Teachers begin the year with a focus on ‘knowing your children’—a theme that actively celebrates our students' diverse backgrounds, experiences, and languages. Students are offered leadership opportunities like the ‘Equality Ambassadors’ who drive celebrations of significant days like the 'International Mother Tongue Day'. There are also specific opportunities in the curriculum which are naturally global in perspective, and music is one of these. Our music lessons transcend borders, with genres like Jazz, Latin American, and African drumming. Each year, a group in the Junior School celebrates a major Singaporean festival, culminating in a grand performance in The Alleyn Theatre. Of course, one major source of intercultural understanding is provided by the Mandarin team, where lessons and the programme seamlessly intertwine cultural learning with language instructions.
Students continue their journey into the Senior School with the Global Skills programme and more opportunities for the curriculum to provide a window into this important skill. This culminates in an Intercultural Awareness Week, an event placed on the calendar last year, following a Student Leaders’ presentation to the College Leadership Team. The presentation itself certainly showed how passionately our Student Leaders feel about building connections through culture. The week aims to focus on intercultural aspects of our community, seeking to understand, explore and respect connections between cultures with a view to fostering a sense of belonging for all. Students organise the events for the week, and it is explored in lessons simultaneously with the languages department leading the way!
The International Baccalaureate programmes themselves, which represent the culmination of this journey, contain both opportunities to deeply examine elements of intercultural understanding, assessment criteria, and academic success have elements of this skill, particularly elements of the core like the Extended Essay and Theory of Knowledge.

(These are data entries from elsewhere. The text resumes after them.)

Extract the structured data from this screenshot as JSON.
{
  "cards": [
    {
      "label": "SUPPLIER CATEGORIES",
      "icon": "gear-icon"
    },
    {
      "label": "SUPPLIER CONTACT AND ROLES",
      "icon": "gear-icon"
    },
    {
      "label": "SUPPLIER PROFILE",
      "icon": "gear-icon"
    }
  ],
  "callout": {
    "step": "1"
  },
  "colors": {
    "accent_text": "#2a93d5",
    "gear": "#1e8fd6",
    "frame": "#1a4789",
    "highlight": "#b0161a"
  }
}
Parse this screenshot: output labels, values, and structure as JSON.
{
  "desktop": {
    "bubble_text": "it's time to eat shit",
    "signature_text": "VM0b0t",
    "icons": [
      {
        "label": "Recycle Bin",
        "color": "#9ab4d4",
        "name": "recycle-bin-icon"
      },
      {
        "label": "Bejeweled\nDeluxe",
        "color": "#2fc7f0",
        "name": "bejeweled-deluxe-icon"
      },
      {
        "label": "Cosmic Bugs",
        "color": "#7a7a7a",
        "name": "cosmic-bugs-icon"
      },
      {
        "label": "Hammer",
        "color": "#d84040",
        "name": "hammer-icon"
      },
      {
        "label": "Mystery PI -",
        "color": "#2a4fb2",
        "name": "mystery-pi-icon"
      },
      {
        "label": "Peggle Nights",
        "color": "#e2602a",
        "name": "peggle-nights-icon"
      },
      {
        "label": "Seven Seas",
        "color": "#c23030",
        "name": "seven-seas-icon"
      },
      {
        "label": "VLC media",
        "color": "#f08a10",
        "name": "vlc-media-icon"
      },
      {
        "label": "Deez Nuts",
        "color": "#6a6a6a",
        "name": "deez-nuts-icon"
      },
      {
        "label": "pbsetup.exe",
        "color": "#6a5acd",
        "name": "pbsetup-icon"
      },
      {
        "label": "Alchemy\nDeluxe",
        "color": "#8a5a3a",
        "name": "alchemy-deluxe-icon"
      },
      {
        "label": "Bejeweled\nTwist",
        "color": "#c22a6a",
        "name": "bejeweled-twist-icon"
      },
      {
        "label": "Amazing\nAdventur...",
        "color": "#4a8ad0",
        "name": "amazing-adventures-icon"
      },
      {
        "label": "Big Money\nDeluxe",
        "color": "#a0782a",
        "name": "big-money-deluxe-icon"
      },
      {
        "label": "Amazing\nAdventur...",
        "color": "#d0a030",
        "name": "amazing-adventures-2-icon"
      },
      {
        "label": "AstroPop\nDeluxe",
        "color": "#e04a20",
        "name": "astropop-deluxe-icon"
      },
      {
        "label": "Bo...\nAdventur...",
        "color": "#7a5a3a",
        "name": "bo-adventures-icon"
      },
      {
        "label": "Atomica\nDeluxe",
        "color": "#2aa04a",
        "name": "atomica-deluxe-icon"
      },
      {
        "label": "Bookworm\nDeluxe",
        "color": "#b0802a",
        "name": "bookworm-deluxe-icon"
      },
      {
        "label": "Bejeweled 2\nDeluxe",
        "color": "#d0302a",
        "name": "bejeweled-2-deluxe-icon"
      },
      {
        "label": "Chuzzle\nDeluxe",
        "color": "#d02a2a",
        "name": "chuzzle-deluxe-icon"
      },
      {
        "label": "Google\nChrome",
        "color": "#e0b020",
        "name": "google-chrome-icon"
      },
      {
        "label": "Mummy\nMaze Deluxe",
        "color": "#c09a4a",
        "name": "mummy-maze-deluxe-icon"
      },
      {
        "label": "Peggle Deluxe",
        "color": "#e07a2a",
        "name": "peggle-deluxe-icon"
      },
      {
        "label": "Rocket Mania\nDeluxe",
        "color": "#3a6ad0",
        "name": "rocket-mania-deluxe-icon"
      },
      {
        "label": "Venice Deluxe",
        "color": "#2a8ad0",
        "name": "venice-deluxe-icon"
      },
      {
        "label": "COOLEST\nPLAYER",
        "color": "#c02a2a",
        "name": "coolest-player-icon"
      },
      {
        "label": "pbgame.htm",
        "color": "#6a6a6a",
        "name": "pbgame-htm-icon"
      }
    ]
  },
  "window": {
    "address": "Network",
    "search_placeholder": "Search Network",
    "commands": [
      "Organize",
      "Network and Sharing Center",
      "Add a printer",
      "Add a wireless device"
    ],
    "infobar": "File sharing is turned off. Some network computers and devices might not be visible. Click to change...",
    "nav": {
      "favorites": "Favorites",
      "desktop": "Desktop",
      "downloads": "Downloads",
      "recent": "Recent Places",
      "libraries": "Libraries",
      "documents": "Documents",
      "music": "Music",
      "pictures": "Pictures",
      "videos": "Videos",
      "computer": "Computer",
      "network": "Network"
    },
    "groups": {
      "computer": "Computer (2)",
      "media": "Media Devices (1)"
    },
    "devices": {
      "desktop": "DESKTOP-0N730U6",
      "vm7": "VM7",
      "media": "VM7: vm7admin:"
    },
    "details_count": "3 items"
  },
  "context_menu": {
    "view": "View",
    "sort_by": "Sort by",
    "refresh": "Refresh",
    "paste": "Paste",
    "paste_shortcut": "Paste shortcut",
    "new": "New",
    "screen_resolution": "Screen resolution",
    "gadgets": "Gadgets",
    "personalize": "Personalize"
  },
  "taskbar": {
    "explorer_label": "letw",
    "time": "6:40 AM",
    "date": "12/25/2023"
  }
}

The development of intercultural understanding is central to the International Baccalaureate Career Programme, which contains the Personal and Professional Skills Course as part of its core. Within this central part of the programme, intercultural understanding is examined in various contexts, including its significance in workplaces, as inspired by Erin Meyer's "The Culture Map". The specialist parts of the programme also provide opportunities; for example, our sports pathway students ponder upon the impact of cultural understanding on areas like team dynamics in sports, or the performing arts students discuss an audience's response to a piece of art through this lens.
We are also committed to bringing intercultural experiences to our wider community. Our Friends of Dulwich Nationality Groups also actively contribute to memorable moments and learning for our parents and staff.
Through initiatives to celebrate local and international festivals and cultural observance days on campus, they have helped foster understanding and appreciation of diverse cultures, enriching our collective cultural tapestry. For instance, on World Batik Day, we will have batik artists holding workshops that let our students and parents have a hand in creating their own batik, during Thailand’s Songkran (Thai New Year), we had a live Thai dance and Muay Thai boxing, and during Lunar New Year, our students and parents were treated to a traditional Chinese dance showcase.
Our commitment to developing this understanding includes celebrations, but it goes well beyond this. It's about embedding the richness of every culture in the learning fabric of our school. Together, let's foster a community that not only understands but truly respects and values the beautiful diversity that is our world.